This article presents the dual foundations of an approach to the long time integration of molecular dynamics equations. This work demonstrates that the long time scale molecular dynamics takes place in a relatively low dimensional subspace spanned by a set of collective eigenmodes and that the molecule remains in this subspace for long spans of time, at least on the order of picoseconds or greater. Both of these points are central to constructing an efficient numerical algorithm for long time scale dynamics. The first point allows for automatic filtering of the high frequency components of the dynamics and thus enables the stable use of very large time steps. The second observation allows for possibly using the same basis set for a long time span. Calculations are presented to substantiate these points. The model molecule consists of a 32 atom chain for which the equilibrium configuration is a helix. The chain interactions are of a two, three, and four body nature, allowing respectively for stretch, bending, and torsional motions. The molecule is intentionally chosen to undergo extreme dynamical changes for a severe test of both assertions 1 and 2 and the resulting algorithm. Moreover, one initial state is chosen very far from thermal equilibrium, with all of the energy of the molecule residing in a single local normal mode of the equilibrium configuration. Another initial condition, with a thermal distribution of kinetic energy, is explored. The methods presented are shown to be capable of handling both diverse initial conditions. The dynamical results permit a detailed analysis of the spectral aspects of the problem and provide further support for the subspace concept and the methodology based on it. Stable subspace dynamic integration for time steps of δt = 100 fs were executed, and the results agree well with the full dynamics (for which the maximum allowable time step using standard molecular dynamics would be δt ≈ 1 fs); the dynamics included torsional barrier crossings.

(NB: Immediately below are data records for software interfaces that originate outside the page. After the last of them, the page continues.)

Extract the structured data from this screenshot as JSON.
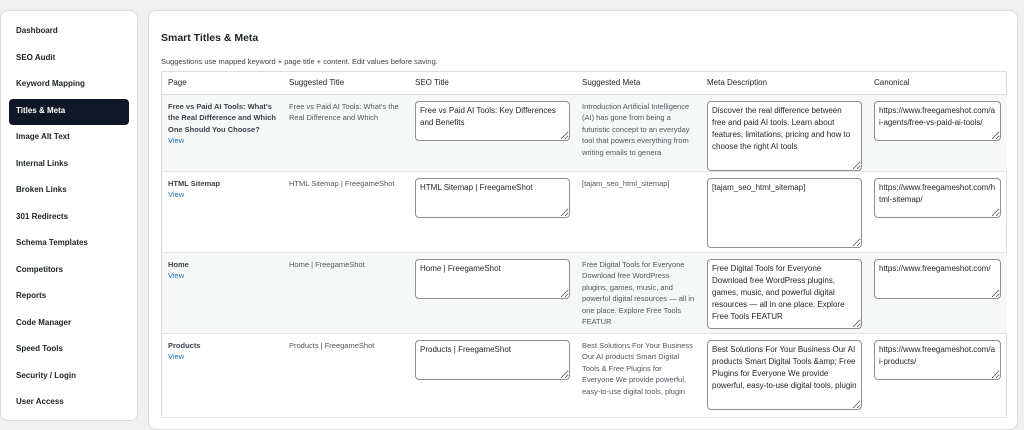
{
  "sidebar": {
    "items": [
      {
        "label": "Dashboard",
        "active": false
      },
      {
        "label": "SEO Audit",
        "active": false
      },
      {
        "label": "Keyword Mapping",
        "active": false
      },
      {
        "label": "Titles & Meta",
        "active": true
      },
      {
        "label": "Image Alt Text",
        "active": false
      },
      {
        "label": "Internal Links",
        "active": false
      },
      {
        "label": "Broken Links",
        "active": false
      },
      {
        "label": "301 Redirects",
        "active": false
      },
      {
        "label": "Schema Templates",
        "active": false
      },
      {
        "label": "Competitors",
        "active": false
      },
      {
        "label": "Reports",
        "active": false
      },
      {
        "label": "Code Manager",
        "active": false
      },
      {
        "label": "Speed Tools",
        "active": false
      },
      {
        "label": "Security / Login",
        "active": false
      },
      {
        "label": "User Access",
        "active": false
      }
    ]
  },
  "main": {
    "title": "Smart Titles & Meta",
    "subtitle": "Suggestions use mapped keyword + page title + content. Edit values before saving.",
    "columns": [
      "Page",
      "Suggested Title",
      "SEO Title",
      "Suggested Meta",
      "Meta Description",
      "Canonical"
    ],
    "view_label": "View",
    "rows": [
      {
        "page": "Free vs Paid AI Tools: What's the Real Difference and Which One Should You Choose?",
        "suggested_title": "Free vs Paid AI Tools: What's the Real Difference and Which",
        "seo_title": "Free vs Paid AI Tools: Key Differences and Benefits",
        "suggested_meta": "Introduction Artificial Intelligence (AI) has gone from being a futuristic concept to an everyday tool that powers everything from writing emails to genera",
        "meta_description": "Discover the real difference between free and paid AI tools. Learn about features, limitations, pricing and how to choose the right AI tools",
        "canonical": "https://www.freegameshot.com/ai-agents/free-vs-paid-ai-tools/"
      },
      {
        "page": "HTML Sitemap",
        "suggested_title": "HTML Sitemap | FreegameShot",
        "seo_title": "HTML Sitemap | FreegameShot",
        "suggested_meta": "[tajam_seo_html_sitemap]",
        "meta_description": "[tajam_seo_html_sitemap]",
        "canonical": "https://www.freegameshot.com/html-sitemap/"
      },
      {
        "page": "Home",
        "suggested_title": "Home | FreegameShot",
        "seo_title": "Home | FreegameShot",
        "suggested_meta": "Free Digital Tools for Everyone Download free WordPress plugins, games, music, and powerful digital resources — all in one place. Explore Free Tools FEATUR",
        "meta_description": "Free Digital Tools for Everyone Download free WordPress plugins, games, music, and powerful digital resources — all in one place. Explore Free Tools FEATUR",
        "canonical": "https://www.freegameshot.com/"
      },
      {
        "page": "Products",
        "suggested_title": "Products | FreegameShot",
        "seo_title": "Products | FreegameShot",
        "suggested_meta": "Best Solutions For Your Business Our AI products Smart Digital Tools & Free Plugins for Everyone We provide powerful, easy-to-use digital tools, plugin",
        "meta_description": "Best Solutions For Your Business Our AI products Smart Digital Tools &amp; Free Plugins for Everyone We provide powerful, easy-to-use digital tools, plugin",
        "canonical": "https://www.freegameshot.com/ai-products/"
      }
    ]
  },
  "colors": {
    "active_bg": "#101828",
    "link": "#2271b1",
    "page_bg": "#f0f0f1"
  }
}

All Science Journal Classification (ASJC) codes
- Physical and Theoretical Chemistry